The house on the parcel could only be rented or sold as affordable housing for the next 20 years and the fuel depot must to be maintained as such for 20 years, conditions attached by the city.
“It’s all about sustaining a year-round community,” Crowley explained.
Sustainable Cliff Island is still working on plans for the waterfront parcel. The old fuel tanks have been removed, and the wharf is being rebuilt. The store could be revived in some form, she said, and the small house might serve as a residence for an island teacher
“We need to gut the house,” she said. “It needs a lot of work.”
The property also might help serve the island as the base for a health clinic. Earlier on in her island volunteer work, Crowley dove into health care, and persuaded Portland city officials to hold EMT classes on the island. She and husband David now are two of the island’s three EMTs. Crowley and Peggy Akers, a summer resident, have worked to expand medical services.
“We’ve created an informal health center,” she said, clarifying that the “center” looks like a Rubbermaid bin with supplies. A shed on the property Sustainable Cliff Island now owns might someday serve to house a proper clinic.
Focusing on health is a passion for Crowley.
“I love it,” she says. “It’s one of those things that doesn’t divide a community.”
Working on offering home care for aging island residents is another project on the agenda for Crowley.

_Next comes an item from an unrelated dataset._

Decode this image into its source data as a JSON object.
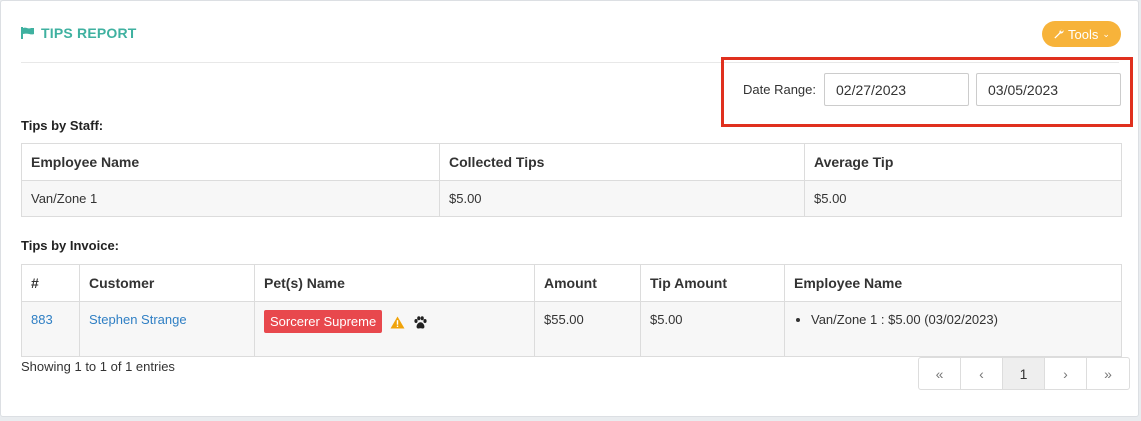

Island life agrees with her.
“I love the nature of it—being in the elements, skiing in the middle of a snowstorm,” she says, along with the deeper, multi-generational relationships that form. “I see that in my girls. They’re so accepting.”
Roger Berle, a fellow Cliff islander, has worked closely with Crowley on a number of projects. “I’m a huge fan,” he said, adding that he’s known her since she was a child.
“She is smart. She is patiently thoughtful. She’s got her eyes wide open and she’s pretty quick to understand where people are coming from,” Berle said, adding that Crowley has one foot in the year-round community and one foot in the summer community, he said, making her effective.
“She is quietly persistent, a quiet but effective leader,” he continued, with “a wonderful personality” that gives her “a way with people.”
On the day we talked, Crowley was in Portland to attend a meeting of the Casco Bay Lines board of directors, hoping to lay the groundwork for designating a private space in its terminal for cancer patients to wait for their ferry back home.
And in explaining her plans, she disclosed something about her approach to her community work. Rather than demand change, she said her goal for the meeting was to gently introduce the idea.
“I like problem-solving. I like to collaborate,” she says, when asked what drives her volunteer work.
Tom Groening is editor of Island Journal.